A recent study reports that high school students who study fewer science topics, but study them in greater depth, have an advantage in college science classes over their peers who study more topics and spend less time on each.I have no idea if the results are reliable but it does highlight an issue that needs to be addressed. Is it better to learn a single subject in some depth than several subjects at a more superficial level? One can make a good case for both sides.
This is an important question here at the University of Toronto because we are in the middle of a huge shift away from in-depth studies to more breadth. For example, there were 50 students who enrolled in our enhanced biochemistry program a few years ago but last year that number dropped to 17. There's no indication that we have bottomed out.
Instead of taking an honors biochemistry program with advanced labs, research projects, and 4th year honors courses, our students are opting for a lighter biochemistry program that whey can combine with other programs, like economics, psychology, or physiology. This breadth can only be achieved by taking a higher percentage of lower level introductory courses.

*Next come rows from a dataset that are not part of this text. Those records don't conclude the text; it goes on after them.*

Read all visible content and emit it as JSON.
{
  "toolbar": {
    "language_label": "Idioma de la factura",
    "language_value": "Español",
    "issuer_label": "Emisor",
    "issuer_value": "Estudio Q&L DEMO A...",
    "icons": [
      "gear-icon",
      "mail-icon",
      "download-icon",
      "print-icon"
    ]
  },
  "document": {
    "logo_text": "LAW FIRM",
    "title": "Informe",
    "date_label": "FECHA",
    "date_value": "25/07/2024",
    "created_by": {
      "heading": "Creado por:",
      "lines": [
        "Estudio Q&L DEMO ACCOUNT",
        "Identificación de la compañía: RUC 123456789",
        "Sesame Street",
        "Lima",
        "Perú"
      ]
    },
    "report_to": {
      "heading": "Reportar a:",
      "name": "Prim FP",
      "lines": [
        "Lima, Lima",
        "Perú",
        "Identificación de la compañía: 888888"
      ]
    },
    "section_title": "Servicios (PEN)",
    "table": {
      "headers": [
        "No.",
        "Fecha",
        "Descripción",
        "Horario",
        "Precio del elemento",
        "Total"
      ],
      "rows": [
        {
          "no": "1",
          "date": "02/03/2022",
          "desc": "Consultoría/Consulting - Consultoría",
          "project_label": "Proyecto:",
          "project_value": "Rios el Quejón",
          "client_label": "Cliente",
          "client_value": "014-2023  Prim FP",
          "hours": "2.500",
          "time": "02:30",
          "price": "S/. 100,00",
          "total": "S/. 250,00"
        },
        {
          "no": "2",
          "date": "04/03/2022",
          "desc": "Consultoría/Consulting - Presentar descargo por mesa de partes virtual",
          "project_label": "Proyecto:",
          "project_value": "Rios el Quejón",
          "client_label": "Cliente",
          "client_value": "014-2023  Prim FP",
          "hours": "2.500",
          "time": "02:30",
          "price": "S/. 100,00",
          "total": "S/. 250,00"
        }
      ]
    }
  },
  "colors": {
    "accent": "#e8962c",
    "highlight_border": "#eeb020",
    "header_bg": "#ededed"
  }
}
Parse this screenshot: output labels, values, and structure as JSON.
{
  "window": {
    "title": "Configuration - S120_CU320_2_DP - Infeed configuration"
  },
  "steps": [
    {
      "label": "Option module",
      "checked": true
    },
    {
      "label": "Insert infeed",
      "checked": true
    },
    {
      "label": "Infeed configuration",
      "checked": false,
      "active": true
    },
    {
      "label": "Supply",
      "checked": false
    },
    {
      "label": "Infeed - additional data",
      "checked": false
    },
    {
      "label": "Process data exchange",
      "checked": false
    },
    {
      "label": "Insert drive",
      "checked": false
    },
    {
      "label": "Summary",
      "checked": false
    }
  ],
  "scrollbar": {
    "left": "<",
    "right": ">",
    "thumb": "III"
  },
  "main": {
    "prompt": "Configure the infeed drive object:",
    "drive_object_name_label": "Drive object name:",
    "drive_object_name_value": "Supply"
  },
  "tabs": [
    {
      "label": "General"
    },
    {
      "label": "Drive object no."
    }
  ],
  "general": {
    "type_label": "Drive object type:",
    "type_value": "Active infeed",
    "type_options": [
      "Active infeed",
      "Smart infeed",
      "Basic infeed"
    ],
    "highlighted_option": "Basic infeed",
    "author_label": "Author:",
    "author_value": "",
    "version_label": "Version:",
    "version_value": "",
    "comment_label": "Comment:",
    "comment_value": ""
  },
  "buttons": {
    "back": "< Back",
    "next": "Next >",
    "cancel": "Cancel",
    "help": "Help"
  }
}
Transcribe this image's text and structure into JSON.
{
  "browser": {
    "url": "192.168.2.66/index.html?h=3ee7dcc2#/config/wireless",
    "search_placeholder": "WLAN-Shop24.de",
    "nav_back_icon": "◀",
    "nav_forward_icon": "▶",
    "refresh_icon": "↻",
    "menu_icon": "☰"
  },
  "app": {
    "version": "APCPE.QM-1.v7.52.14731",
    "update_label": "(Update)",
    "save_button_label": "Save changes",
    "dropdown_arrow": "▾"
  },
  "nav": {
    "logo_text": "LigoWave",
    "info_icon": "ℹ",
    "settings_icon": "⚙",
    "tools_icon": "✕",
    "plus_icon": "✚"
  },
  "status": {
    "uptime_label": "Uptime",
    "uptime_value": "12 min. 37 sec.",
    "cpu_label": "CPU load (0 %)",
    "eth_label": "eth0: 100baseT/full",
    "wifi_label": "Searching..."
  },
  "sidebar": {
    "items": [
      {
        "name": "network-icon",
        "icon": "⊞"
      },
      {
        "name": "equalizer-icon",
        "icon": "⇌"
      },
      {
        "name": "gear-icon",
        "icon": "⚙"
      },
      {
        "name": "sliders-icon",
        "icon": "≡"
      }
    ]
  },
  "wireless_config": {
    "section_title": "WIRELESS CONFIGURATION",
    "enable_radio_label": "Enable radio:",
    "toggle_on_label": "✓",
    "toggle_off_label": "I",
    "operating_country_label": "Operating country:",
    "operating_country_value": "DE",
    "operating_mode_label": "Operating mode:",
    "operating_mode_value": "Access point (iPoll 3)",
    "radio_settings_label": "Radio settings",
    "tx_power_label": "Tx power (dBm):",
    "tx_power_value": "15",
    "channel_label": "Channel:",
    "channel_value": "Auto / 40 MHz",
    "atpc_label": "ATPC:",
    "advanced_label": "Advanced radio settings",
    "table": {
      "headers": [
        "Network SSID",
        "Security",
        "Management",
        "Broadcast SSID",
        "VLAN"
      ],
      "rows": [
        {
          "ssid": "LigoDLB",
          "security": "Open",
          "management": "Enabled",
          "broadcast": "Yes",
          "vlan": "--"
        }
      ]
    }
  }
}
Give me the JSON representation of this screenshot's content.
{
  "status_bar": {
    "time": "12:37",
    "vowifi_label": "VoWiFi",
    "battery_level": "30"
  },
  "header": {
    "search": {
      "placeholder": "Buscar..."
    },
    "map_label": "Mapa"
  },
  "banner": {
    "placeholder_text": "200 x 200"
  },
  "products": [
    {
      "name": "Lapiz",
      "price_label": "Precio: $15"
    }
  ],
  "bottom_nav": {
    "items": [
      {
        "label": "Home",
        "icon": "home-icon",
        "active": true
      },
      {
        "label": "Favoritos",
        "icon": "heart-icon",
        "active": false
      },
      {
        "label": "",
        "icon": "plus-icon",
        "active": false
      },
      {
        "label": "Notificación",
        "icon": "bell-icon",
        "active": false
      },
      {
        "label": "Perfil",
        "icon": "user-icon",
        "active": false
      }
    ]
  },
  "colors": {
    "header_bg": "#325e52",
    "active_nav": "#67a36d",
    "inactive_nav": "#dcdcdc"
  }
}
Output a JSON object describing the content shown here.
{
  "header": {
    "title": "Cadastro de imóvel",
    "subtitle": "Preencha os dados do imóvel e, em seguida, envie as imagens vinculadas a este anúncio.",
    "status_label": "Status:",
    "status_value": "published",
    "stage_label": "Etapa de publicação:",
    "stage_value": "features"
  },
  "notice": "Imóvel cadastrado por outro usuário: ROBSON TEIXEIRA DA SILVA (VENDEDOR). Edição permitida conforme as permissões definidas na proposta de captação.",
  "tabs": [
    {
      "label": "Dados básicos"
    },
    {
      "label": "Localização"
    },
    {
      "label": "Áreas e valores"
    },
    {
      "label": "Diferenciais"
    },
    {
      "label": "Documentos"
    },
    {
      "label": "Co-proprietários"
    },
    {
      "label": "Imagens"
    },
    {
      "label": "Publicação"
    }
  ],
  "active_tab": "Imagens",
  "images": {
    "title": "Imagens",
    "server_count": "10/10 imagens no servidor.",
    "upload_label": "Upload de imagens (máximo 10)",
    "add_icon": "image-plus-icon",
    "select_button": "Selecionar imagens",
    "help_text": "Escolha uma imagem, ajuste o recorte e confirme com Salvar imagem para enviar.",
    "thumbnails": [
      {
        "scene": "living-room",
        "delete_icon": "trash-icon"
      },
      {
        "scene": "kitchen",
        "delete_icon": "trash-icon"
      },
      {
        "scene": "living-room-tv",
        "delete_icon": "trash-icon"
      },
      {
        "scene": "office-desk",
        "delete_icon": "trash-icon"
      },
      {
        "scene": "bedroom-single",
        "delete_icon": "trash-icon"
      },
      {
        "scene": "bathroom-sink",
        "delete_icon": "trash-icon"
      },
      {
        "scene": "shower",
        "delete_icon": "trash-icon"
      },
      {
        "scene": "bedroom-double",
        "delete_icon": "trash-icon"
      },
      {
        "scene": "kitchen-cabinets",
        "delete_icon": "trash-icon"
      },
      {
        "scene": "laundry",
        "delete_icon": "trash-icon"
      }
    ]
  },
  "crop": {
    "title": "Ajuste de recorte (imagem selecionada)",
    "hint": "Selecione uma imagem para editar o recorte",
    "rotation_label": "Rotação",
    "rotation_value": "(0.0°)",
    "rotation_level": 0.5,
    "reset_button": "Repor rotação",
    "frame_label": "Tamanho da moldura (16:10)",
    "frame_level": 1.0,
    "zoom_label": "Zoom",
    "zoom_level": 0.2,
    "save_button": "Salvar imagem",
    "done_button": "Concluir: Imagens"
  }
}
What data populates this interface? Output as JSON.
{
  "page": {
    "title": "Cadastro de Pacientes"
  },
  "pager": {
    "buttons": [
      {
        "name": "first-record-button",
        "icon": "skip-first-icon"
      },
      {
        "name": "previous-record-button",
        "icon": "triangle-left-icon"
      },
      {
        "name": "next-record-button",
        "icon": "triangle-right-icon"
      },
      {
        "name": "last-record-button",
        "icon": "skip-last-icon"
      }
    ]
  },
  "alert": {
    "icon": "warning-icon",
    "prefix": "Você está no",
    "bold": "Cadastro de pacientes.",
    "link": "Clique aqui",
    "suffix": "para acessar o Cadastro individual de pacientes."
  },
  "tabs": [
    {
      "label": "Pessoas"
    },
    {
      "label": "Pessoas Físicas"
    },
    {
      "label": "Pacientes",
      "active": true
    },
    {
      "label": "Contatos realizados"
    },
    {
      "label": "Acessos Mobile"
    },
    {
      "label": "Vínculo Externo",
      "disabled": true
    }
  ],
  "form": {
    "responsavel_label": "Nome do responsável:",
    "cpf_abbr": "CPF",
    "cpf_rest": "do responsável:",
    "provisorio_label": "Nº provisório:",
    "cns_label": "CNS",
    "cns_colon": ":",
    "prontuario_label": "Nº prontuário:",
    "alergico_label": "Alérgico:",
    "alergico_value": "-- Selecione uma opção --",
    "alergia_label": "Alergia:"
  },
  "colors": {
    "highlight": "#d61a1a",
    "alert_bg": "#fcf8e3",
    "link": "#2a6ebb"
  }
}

Is this a good idea? Our students seem to think it is, and so far the university is doing everything to encourage them to abandon the rigorous honors programs. (Part of the problem is that all our students graduate with "honors" no matter what program they take and what grades they achieve.)
Is this happening at other universities? Is it better to have a broad general education in science than a specialized one? Personally, I think that specialization in one subject is essential for critical thinking and for understanding scholarship. I don't care which subject a student chooses but they should pick one and take the most advanced undergraduate courses.